» **WHAT YOU NEED TO DO**
Write out every line below that contains "icon".

MATERIAL PROVIDED below:

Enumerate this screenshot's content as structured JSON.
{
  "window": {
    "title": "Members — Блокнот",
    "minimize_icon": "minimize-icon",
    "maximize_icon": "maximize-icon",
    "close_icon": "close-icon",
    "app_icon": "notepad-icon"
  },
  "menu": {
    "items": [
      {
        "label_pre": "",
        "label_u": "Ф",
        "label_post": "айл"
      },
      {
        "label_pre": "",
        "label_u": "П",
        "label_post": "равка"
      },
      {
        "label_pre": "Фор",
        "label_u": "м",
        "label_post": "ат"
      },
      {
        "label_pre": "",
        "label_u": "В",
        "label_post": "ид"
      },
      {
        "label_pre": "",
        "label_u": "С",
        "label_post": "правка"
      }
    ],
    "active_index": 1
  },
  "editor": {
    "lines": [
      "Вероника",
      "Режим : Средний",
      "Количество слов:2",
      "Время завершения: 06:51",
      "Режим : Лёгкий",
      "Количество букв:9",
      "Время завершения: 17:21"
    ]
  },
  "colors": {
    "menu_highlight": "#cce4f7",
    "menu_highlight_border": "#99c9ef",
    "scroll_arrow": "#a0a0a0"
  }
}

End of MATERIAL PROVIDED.

» **WRITTEN RESPONSE**
    "minimize_icon": "minimize-icon",
    "maximize_icon": "maximize-icon",
    "close_icon": "close-icon",
    "app_icon": "notepad-icon"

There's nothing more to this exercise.